The Magic of Music for People with Dementia!
Music can be magic for all of us in different ways, and its power doesn’t usually fade when we’re affected with dementia.
Here are a few examples:
- ”I’ve seen numerous people who could play complete songs on the piano or sing every word to an older song, even as they were well into the middle stages of Alzheimer’s and could not remember the names of family members.”
- “My mom has dementia, and her mood gets so much better with music she knows and loves!”
- ”Many of us enjoy and benefit from listening to music, and this often does not change after someone develops Alzheimer’s.”
- “I was born during World War II. My mother sang the popular songs of the day while working around the house. Even though I’m now 72, I still can remember all the words to those songs.”
- ”One research project studied people with Alzheimer’s and found that their memory for music was not affected by the disease.”

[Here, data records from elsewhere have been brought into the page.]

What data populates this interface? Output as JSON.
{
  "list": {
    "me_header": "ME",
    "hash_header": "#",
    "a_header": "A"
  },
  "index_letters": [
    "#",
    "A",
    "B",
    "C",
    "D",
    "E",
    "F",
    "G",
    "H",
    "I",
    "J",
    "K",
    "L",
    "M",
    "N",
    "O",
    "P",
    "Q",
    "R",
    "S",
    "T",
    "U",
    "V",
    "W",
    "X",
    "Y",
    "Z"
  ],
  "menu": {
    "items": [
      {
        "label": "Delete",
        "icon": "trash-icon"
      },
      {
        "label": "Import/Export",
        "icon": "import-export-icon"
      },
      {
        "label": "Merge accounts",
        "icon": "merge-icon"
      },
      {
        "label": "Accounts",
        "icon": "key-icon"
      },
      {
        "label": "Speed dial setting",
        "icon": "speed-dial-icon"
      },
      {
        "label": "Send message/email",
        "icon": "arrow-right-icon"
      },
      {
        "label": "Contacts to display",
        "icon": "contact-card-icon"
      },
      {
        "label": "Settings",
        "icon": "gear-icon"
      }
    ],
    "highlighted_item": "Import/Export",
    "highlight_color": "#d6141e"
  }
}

- “People who lose their speech can sometimes recover it through music.”
- “Scientists have identified neural pathways that react almost exclusively to the sound of music—any music.”
The powerful “magic” of music might be just the thing to unlock emotions and memories in your loved one with dementia. Because music is recognized and stored in a different part of the brain than speech or other memories, musical memories are sometimes spared the ravages of mental deterioration and can reawaken connections with events, emotions and even useful information associated with the music. Studies have shown that some people with dementia can even learn new information and behaviors, like which pills to take when, if the information is put to music. At the very least, most people with dementia find familiar music from the past to be a pleasant source of entertainment and comfort, reducing challenging behaviors and decreasing feelings of anxiety and depression.
“Music Therapy” could work magic with your loved one!
About.com has an article in the About Health section of their website that gives useful tips on “Music in Alzheimer’s Disease,” broken down into stages. The Alzheimer’s Foundation of America suggests other activities suited to each stage. This information comes from those two articles:
Music in Early Stage Alzheimer’s
Many people enjoy playing music or singing. Encourage them to continue to be involved in music. It may be an area in which they can feel success and accomplishment, and be cheered up by its beauty.
Make compilation recordings of their favorite songs, which are often songs or music that date back to their younger and middle years, or they may be songs relating to their faith. (Put them on an iPod or another device that’s easy to use. Other activities include:
- Go out dancing or dance in the house.
- Experiment with various types of concerts and venues, giving consideration to endurance and temperament.
- Encourage an individual who played an instrument to try it again.
- Use a musical history of favorite recordings to help in reminiscence and memory recall.
Music in Middle Stage Alzheimer’s
Some people in the middle stages of Alzheimer’s can continue to play the piano or another instrument, and benefit from the activity. When behaviors become challenging, music is often an effective distraction and be beneficial to mood and sleep patterns. Try these activities:
- Use song sheets or a karaoke player so the individual can sing along with old-time favorites.
- Play music or sing as the person is walking to improve balance or gait and to longer walks, because exercising is more enjoyable.
- Use background music that enhances mood. You may have to experiment with the effect of different types of music on your loved one.
- Choose relaxing music—a familiar, non-rhythmic song—to reduce sundowning, or other behavior problems at nighttime.
Music in Late Stage Alzheimer’s
In this state, music is often used as a way to connect with a loved one and evoke a response. He or she still may enjoy listening to the recordings of their favorite songs. Familiar music may be able to calm someone who’s restless or uncomfortable in the end stages of life. Some people with severe Alzheimer’s will mouth the words of a familiar song and visibly relax and rest during the music.
- Do sing-alongs, with tunes sung by rote in that person’s generation.
- Do drumming or other rhythm-based activities. As dementia progresses, individuals typically lose the ability to share thoughts and gestures of affection with their loved ones. However, they retain their ability to move with the beat until very late in the disease process.
- Use facial expressions to communicate feelings when involved in these activities.
Whatever the mechanism, the therapeutic value of music is accepted by the medical establishment, and some forms of music therapy are even covered by health insurance. Music can be magical—especially for individuals with Alzheimer’s disease and related dementias. And it can result in compelling outcomes even in the very late stages of the disease.